So, just how much and when should you exercise if you’re trying to conceive?

A common question I get from my patients who are trying to conceive is, “How much and when should I exercise?” This is such a great question because one can definitely over-exercise thereby interfering with the conception process, and yet, a woman needs some movement in her body to assist the menstruation, ovulation, and potential implantation phases of her cycle.

In Chinese medicine we adhere to the old adage, everything in moderation. This goes for exercise, too. Too much exercise can damage Yin and deplete Qi and Blood while diverting energy to the musculoskeletal system at the expense of the reproductive system. This diversion of energy can cause things like hormone imbalance, anovulation (when a woman no longer ovulates), and amenorrhea (when a woman no longer menstruates).

Moderate exercise, on the other hand, is good for improving circulation of Qi and Blood, especially around reproductive organs, and mobilizing what we refer to as ‘dampness’ in Chinese medicine. The results are improved emotions, lower stress, balanced blood sugar levels, balanced hormones, reduced inflammation, healthy weight, and increased fertility.

A good rule to follow is that exercise should make you feel refreshed and energized afterwards, not exhausted. Most people will benefit from moderate exercise for 30 minutes almost every day. Start slowly if you haven’t been exercising regularly, and scale back if you reach the point of endorphin rush.

Perhaps the most important aspect of exercising when trying to conceive is to exercise in harmony with the four phases of your menstrual cycle. Here are a few things to keep in mind when planning your exercise routine in order to optimize your fertility.

Phase 1

During your menstruation week, also known as Phase 1, it’s important to avoid strenuous aerobic exercise. According to Chinese medicine, the time of bleeding is an especially vulnerable time for a woman’s health. It’s more likely that you will “injure” the Blood, Qi, and Yin if you over-exert yourself during menstruation, meaning you’re more likely to get sick or aggravate a chronic, constitutional weaknesses.

Menstruation is a sacred time of detoxification and renewal, a time to focus within. As your Kidney Yin and Yang energies decline, try meditative exercise like qi gong, yoga, and tai chi to help tune-in to your body and inner world.

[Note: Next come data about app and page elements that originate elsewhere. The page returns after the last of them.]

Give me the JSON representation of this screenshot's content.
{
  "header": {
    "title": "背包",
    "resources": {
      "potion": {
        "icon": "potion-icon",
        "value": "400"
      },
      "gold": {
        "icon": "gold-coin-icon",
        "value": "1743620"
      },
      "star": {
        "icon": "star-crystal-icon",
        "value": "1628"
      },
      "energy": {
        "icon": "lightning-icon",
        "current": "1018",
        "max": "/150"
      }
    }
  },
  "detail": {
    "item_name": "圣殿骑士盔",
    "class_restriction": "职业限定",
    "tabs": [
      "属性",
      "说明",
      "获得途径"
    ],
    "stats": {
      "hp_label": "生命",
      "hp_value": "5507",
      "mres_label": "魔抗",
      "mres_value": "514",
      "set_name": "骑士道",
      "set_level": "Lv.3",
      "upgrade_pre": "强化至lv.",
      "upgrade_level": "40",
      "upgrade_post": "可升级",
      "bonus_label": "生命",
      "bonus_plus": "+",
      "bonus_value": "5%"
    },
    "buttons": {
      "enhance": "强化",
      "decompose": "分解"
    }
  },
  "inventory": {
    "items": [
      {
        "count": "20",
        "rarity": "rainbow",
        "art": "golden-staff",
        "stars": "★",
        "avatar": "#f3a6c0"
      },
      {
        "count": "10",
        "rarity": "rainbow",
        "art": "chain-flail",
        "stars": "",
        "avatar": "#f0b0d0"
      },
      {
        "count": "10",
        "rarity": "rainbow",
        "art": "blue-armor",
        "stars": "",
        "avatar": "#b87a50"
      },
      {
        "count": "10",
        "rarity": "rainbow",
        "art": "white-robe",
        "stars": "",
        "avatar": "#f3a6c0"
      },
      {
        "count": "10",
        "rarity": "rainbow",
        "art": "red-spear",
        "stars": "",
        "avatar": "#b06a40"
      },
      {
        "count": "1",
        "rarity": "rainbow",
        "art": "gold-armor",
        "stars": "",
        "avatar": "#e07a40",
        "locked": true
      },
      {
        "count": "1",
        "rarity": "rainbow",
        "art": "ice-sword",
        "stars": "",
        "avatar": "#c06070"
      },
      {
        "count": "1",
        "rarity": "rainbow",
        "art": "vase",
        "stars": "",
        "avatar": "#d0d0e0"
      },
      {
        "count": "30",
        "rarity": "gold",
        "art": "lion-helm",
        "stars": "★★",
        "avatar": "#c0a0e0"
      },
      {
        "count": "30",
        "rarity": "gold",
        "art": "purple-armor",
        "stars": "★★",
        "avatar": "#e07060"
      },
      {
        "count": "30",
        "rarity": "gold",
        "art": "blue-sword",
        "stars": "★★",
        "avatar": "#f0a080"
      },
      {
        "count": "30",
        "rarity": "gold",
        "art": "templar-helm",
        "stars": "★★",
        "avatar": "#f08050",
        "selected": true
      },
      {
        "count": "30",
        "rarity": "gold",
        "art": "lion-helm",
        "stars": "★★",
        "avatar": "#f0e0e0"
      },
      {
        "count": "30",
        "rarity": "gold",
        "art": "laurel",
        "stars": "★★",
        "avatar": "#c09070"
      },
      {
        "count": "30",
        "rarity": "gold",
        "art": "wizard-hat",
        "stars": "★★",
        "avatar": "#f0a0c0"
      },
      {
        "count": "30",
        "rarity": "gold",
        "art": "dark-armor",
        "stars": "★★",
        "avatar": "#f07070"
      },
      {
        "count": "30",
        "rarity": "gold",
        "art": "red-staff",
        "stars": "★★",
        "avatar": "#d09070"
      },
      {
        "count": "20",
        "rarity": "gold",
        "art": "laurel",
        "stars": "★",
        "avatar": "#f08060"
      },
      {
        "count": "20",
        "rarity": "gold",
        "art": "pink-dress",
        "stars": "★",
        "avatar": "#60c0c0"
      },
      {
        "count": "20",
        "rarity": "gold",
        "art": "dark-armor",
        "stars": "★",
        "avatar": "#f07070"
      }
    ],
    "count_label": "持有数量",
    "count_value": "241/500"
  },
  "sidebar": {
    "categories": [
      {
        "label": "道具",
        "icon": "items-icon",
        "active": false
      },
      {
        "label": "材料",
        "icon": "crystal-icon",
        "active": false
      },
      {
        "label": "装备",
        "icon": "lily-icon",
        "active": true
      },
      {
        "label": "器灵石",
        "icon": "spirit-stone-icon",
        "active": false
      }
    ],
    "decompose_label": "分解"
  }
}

Also, gentle exercise like simply walking can help the menstrual blood to flow more smoothly and reduce cramps and clots.

Phase 2

Phase 2, the week after your period, also known as the pre-ovulation stage, is a time when you can engage in 20-30 minutes of aerobic exercise per day. You are no longer bleeding, and your Kidney Yin and Yang are at their lowest levels. Engaging in moderate aerobic exercise can prevent stagnation as your Yin and Yang start to build again.

Phase 3

Ovulation week, Phase 3, is when your Kidney Yin and Yang energies are growing, giving you extra energy to support more activity and movement. Enjoy it! Gentle exercise like swimming, walking, yoga, or qi gong will keep smooth energy flowing through your reproductive organs, assisting the fallopian tubes in their precise movement to catch the egg that is released. This subtle, crucial process requires movement of Qi, but not too much or else it can be disrupted. Avoid high impact exercise like running or step aerobics this week.

Phase 4

Finally, Phase 4, the week of potential implantation. Kidney Yin and Yang energies have reached their peak and start to decline again. As the egg makes its way down the fallopian tube and hopefully into the uterine lining, we can assist this gentle journey by keeping our Qi and Blood moving. Moderate exercise like swimming, biking (not mountain biking), walking, yoga, or qi gong are wonderful activities to try this week. Make sure to avoid intensely aerobic or high impact exercise like running, which could jostle the egg out of its cozy nest.